Thursday, April 19, 2007

Needle and Thread Cartooning - The Bayeux Tapestry

Cartooning has an ancient etiology. It allows for pictorial transmission of the religious, political, social and other messages of a culture particularly to those not literate. And over the ages has involved various forms from ancient Egyptian temple base reliefs, through Medieval stained glass windows and wall tapestries, to Renaissance frescos and beyond to 'The Far Side' of Gary Larsen.

Now, I wanted to play round for a bit with the justly world famous Bayeux Tapestry, which in fact is not a tapestry at all, but an embroidery of stitched woollen yarns on linen.


Its origins are uncertain - some suggest it was crafted in Kent in England. Now in Bayeux in north west France, it first appears in written records in 1476 as an entry in an inventory of this city's cathedral treasury as 'a very long and narrow hanging on which are embroidered figures and inscriptions comprising a representation of the conquest of England'.

It was probably commissioned by between 1070 and 1080 by Bishop Odo for his new cathedral at Bayeux, the church being completed in 1077. The tapestry was to commemorate the victory in 1066 of William the Conqueror (Ode's half brother) over King Harold at the Battle of Hastings. And to legitimize William of Normandy (in France) as the new ruler of England. The bishop subsequently also became Earl of Kent, hence the proposed origin of the tapestry.

The panorama of scenes of the work (including 11 Hastings battles) is accompanied by a Latin text, and bordered above and below with a band of often symbolic imagery, all of which has helped the rise of an impressive scholarship around the 70 metre embroidery. Each scene can now be identified, along with its actual participants (from the border heraldic emblems). And other iconography can be decoded.


Two of the most famous protagonists are of course King Harold Godwinson and King William the Conquerer, both shown in kingly mode:



With the transferring of kinghood being achieved by the Harold coping one in the eye with an arrow, as in the renowned scene below. Well, famous at least for school persons reading books designed to give the Norman (as opposed to Anglo-Saxon or other) view of history.


This scene is followed by the lesser-known but moving pre-burial scene of Harold:


There are lots of nice juicy battle scenes, which give a clear picture of how such conflicts unfolded, what weaponry was used and what protective armour and other clothing worn and so on - so great for social history:




And heaps of other stuff.

But the one thing I find most fascinating is the recording of the 1066 appearance of Halley's Comet.
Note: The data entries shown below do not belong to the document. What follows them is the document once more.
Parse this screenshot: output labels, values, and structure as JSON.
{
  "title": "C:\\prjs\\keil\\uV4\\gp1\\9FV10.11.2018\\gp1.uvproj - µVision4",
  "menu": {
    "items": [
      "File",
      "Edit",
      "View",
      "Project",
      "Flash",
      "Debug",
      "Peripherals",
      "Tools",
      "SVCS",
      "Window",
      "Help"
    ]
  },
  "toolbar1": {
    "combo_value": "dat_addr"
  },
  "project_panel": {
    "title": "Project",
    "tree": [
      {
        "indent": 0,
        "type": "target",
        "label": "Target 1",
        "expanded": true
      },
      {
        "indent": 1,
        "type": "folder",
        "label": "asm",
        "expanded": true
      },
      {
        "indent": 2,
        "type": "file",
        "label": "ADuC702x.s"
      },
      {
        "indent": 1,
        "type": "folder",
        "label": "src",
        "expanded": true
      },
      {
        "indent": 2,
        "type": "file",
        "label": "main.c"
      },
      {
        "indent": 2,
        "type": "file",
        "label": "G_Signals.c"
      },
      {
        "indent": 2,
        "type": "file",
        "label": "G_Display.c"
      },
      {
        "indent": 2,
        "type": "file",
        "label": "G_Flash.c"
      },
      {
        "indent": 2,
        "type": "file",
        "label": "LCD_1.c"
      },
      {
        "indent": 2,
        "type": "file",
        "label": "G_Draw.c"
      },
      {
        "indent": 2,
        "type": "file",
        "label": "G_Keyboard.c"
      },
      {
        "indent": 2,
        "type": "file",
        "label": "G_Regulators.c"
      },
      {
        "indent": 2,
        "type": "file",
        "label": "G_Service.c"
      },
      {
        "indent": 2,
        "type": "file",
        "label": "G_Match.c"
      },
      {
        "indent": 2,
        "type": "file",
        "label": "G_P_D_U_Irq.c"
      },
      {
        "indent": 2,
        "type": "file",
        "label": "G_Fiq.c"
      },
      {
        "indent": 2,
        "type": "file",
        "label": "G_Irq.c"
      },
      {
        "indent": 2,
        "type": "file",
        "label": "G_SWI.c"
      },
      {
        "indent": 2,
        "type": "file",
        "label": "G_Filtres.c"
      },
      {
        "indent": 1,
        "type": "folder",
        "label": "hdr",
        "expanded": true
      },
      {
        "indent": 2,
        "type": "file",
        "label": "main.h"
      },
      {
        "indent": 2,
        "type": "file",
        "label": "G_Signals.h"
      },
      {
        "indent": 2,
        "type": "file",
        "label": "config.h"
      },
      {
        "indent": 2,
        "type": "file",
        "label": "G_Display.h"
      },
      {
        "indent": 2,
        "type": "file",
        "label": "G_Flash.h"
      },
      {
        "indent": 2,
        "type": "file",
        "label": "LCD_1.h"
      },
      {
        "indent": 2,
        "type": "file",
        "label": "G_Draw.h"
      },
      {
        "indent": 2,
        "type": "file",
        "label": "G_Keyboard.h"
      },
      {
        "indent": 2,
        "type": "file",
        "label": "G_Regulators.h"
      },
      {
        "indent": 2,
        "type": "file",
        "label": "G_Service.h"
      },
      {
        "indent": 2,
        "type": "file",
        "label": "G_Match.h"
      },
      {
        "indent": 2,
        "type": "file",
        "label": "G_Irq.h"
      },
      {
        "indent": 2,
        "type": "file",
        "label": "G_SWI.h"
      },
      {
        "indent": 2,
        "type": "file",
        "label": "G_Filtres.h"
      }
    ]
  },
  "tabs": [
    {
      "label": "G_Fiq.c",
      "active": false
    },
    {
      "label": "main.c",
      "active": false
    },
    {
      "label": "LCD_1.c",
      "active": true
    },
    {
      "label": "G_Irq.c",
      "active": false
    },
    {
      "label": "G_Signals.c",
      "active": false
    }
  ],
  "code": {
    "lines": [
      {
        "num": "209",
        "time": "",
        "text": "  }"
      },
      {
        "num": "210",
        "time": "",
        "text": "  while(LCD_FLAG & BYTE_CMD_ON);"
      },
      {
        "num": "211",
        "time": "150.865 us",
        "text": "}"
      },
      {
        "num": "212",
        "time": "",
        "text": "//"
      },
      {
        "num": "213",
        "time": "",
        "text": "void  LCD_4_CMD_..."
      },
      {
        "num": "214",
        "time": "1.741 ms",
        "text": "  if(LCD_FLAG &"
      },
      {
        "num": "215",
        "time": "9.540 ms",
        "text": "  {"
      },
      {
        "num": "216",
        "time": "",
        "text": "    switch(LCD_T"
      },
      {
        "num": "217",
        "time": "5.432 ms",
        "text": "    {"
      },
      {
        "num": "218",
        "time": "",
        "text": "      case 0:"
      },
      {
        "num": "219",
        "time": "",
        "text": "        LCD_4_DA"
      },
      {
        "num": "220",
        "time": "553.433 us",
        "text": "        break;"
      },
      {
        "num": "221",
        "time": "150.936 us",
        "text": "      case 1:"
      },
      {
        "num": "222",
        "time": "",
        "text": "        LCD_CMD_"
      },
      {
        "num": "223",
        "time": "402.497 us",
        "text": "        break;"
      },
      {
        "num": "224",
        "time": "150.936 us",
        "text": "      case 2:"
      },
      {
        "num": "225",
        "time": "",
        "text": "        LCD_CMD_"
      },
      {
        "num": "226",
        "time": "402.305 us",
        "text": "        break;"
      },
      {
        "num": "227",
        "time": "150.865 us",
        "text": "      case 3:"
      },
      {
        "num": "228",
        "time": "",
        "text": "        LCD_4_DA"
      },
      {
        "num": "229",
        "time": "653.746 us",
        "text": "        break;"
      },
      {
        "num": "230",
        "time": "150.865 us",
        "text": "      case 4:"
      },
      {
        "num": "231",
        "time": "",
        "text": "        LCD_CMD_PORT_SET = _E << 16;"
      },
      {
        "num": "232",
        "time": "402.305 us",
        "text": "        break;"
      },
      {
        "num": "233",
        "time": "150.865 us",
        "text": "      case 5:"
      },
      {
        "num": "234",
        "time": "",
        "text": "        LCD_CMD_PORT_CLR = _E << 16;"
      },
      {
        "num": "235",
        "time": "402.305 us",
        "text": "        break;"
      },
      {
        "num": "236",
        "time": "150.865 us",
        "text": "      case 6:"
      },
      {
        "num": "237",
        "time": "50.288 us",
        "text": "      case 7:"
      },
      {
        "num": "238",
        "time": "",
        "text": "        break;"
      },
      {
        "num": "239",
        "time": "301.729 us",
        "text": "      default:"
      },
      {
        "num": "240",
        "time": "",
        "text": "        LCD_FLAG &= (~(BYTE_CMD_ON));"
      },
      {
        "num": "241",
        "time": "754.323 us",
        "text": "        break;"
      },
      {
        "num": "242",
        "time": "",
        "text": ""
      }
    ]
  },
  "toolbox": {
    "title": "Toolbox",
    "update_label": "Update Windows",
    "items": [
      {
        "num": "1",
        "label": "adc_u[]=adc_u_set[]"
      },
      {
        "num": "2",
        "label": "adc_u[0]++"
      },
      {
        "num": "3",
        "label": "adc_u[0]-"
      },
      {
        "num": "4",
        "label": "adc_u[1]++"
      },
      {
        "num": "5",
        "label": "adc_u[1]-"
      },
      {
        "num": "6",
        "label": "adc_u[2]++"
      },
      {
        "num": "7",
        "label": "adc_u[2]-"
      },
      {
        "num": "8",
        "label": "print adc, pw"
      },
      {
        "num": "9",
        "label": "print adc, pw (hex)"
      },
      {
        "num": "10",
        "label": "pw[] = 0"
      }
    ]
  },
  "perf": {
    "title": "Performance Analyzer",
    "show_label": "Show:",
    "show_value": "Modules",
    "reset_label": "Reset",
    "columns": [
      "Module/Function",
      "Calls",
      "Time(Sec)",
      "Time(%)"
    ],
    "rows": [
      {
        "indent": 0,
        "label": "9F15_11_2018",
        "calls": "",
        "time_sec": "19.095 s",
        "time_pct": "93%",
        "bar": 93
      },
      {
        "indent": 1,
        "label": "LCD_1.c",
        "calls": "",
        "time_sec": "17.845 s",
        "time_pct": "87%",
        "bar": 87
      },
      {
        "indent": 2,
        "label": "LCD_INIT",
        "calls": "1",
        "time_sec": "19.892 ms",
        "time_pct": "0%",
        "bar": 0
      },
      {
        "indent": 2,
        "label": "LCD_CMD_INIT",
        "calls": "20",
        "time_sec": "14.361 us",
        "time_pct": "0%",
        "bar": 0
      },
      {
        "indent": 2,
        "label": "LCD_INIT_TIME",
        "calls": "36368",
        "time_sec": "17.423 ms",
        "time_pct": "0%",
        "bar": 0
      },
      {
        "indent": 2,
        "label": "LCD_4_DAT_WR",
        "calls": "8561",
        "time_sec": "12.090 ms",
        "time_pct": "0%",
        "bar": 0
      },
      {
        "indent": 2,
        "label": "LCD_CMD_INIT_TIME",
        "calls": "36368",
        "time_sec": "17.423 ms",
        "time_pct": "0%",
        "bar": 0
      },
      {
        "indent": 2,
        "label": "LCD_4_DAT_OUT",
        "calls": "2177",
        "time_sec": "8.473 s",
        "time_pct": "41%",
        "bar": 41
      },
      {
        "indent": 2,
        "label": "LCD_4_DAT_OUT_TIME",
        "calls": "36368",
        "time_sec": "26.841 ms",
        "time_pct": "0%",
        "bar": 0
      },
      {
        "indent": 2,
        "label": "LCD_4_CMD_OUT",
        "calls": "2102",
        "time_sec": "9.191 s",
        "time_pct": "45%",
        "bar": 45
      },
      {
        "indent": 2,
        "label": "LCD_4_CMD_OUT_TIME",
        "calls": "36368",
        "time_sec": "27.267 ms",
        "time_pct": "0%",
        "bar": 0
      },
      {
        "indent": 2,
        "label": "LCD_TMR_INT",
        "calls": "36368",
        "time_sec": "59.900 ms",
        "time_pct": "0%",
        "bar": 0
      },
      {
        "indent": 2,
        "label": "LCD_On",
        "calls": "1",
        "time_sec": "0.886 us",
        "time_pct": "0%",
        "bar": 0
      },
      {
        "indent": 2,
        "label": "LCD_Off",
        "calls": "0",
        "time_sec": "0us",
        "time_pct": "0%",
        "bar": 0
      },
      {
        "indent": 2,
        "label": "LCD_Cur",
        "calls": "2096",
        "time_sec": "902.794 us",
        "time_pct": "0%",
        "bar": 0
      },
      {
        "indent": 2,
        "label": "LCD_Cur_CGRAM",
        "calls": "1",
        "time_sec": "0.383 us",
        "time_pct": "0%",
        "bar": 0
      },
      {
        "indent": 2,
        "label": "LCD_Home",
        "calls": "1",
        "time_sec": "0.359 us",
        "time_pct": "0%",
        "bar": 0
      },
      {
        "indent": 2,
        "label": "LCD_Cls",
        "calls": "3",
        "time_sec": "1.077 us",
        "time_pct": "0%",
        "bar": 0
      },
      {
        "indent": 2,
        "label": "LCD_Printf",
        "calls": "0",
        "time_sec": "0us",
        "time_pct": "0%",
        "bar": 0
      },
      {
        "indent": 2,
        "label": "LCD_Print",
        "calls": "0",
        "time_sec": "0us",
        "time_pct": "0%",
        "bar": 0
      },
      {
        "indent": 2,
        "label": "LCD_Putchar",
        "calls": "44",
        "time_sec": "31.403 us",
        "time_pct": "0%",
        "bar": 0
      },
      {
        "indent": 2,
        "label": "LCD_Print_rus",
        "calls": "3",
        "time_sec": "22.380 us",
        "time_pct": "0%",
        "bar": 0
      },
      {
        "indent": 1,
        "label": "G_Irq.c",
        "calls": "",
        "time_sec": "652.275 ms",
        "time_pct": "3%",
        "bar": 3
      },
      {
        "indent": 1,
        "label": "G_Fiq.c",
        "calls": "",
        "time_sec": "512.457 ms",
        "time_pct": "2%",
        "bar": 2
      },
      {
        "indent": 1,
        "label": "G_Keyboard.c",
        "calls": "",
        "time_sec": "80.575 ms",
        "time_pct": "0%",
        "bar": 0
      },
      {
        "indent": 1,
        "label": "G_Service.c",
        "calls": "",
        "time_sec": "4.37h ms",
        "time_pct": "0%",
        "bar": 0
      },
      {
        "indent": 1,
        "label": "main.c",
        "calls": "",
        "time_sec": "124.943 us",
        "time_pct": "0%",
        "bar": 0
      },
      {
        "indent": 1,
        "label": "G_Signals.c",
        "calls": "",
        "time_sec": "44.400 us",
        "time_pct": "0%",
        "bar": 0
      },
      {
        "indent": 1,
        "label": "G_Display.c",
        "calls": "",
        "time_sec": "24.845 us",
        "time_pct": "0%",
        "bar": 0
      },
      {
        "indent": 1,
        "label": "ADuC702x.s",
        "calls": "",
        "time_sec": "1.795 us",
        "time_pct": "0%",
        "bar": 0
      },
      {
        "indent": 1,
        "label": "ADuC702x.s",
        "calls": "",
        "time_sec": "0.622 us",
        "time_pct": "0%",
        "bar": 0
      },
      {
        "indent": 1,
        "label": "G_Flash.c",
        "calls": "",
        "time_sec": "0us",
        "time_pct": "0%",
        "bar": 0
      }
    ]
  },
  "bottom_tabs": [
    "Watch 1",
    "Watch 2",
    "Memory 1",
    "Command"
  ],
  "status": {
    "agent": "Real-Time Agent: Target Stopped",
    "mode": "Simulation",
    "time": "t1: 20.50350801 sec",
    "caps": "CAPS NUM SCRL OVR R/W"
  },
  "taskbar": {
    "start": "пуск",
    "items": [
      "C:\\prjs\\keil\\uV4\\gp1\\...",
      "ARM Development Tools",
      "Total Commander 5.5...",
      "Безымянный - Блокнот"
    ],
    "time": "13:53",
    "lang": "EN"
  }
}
I particularly love the sense of wonder on the observers' faces (all those down-turned mouths!), as they point towards the heavens in the second image:



So as well as all else, this astonishing object documents the state of scientific knowledge at the time.

This is not to say that the tapestry is necessarily to be taken as an accurate record of all things it portrays. It is primarily a bit of propaganda to write (and re-write) a new Norman history for the island. But with this in mind, it has lots to say about the Romanesque world on the C11.

1 comment:

  1. Nick (nixmail113@yahoo)April 30, 2007 at 12:30 AM

    I love your summation of the tapestry! I actually got to see it in person along with a lot of other Parisian landmarks (well Bayeux is close to Paris)

    ReplyDelete